Emma Stepto is especially worthy of mention because, having just turned 45 years of age, she is eligible to challenge at the masters level for the over-45 women’s marathon record. The British over-45 women’s record is currently held by Joyce Smith, who set the time of 2:32:48 back at the Los Angeles Olympics in 1984. Stepto only began running competitively in her 30s, and has a personal best in the marathon of 2:32:40.
Now 41, it is certainly conceivable that Radcliffe could break this record in a few years were she fit and willing. Whatever, her time on Sunday of 2:36:55 placed her at the head of all other female club runners: Breege Connolly was the next best, with a time of 2:37:24; and third in this field came Jenny Spink, in 2:37.35. All of these athletes were well inside the qualification standard set for the 2016 Olympic Games in Rio, which for the women requires a time of 2 hours and 42 minutes.
With Radcliffe competing in London without an ideal period of preparation, it may even be wondered whether she could feasibly make a return to the top level of the sport. Again, her past victories in London and Chicago were achieved in times of 2:18:56, 2:17:18, 2:15:25, and 2:17:42 – and of course, racing at such a high standard, it takes incredible effort to shave even seconds, never mind minutes, from a time. Radcliffe’s three successes in New York came with times of 2:23:10, 2:23:09, and 2:23:56.

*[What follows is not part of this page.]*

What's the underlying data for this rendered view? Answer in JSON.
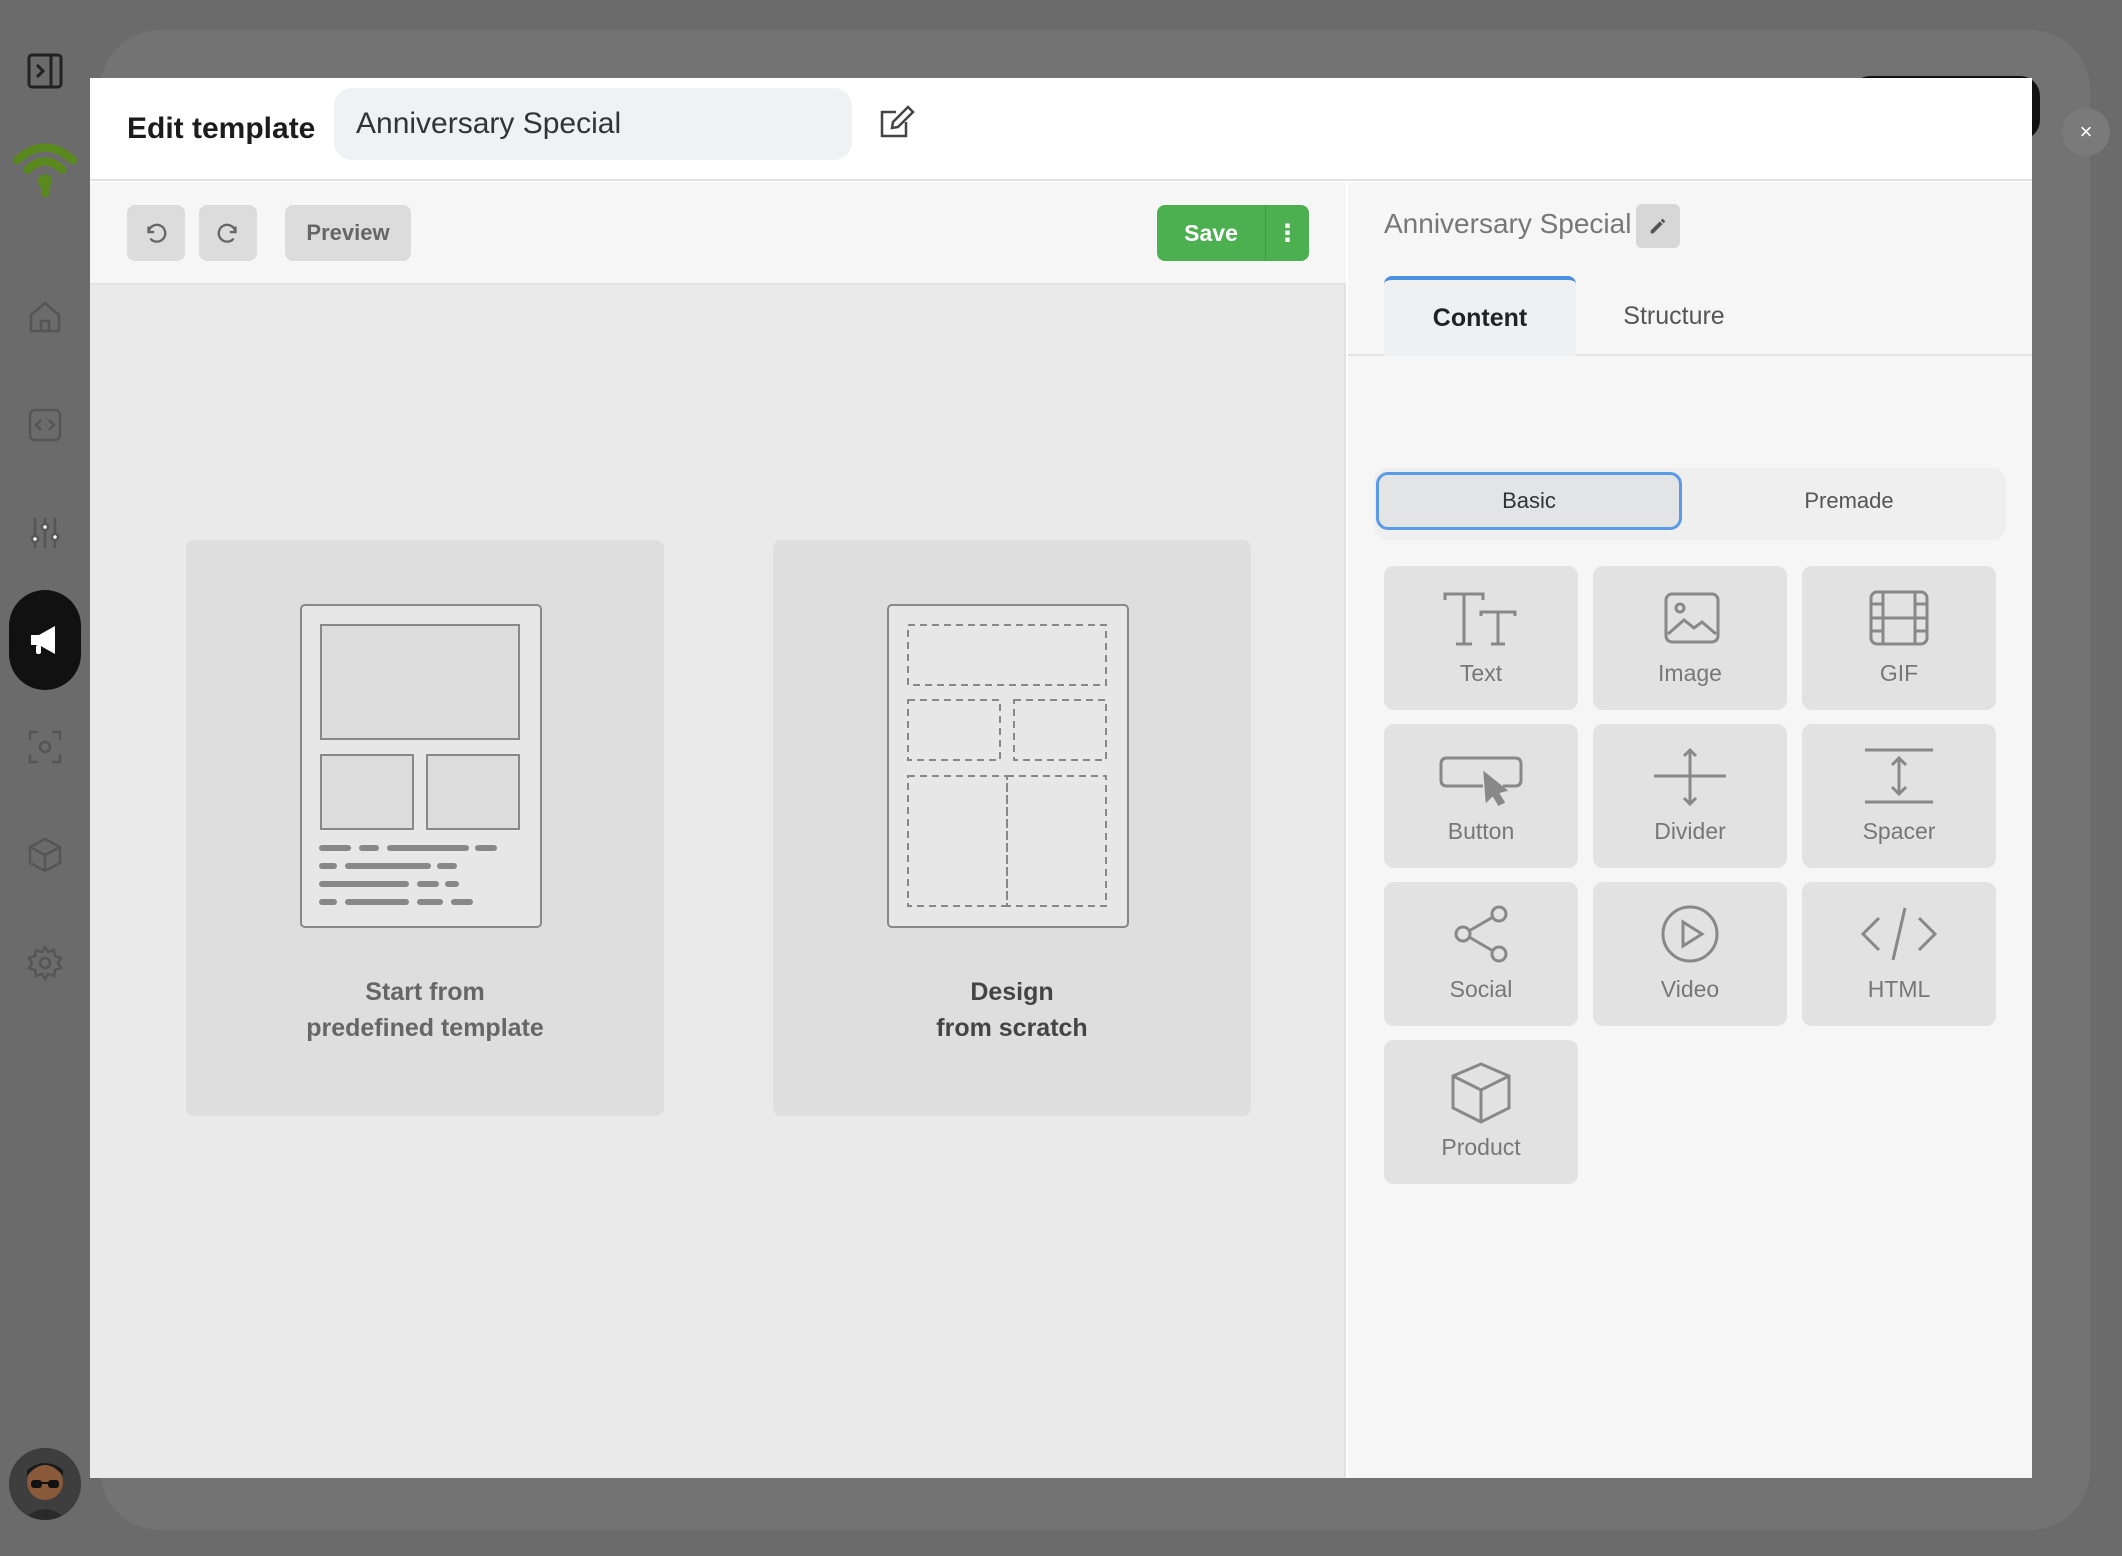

In the loosely elaborated celebrity standings, referred to during the BBC’s coverage of the marathon on Sunday, Radcliffe – a debatable member of the cast – was the clear victor. She was followed by James Cracknell, Olympic gold medallist in the coxless four rowing in 2000 and 2004, now 42 years old, who managed a time of 2:50:43; and by Jenson Button, the 35-year-old Formula One driver, who broke his previous best of 2 hours and 58 minutes to finish in 2:52:30.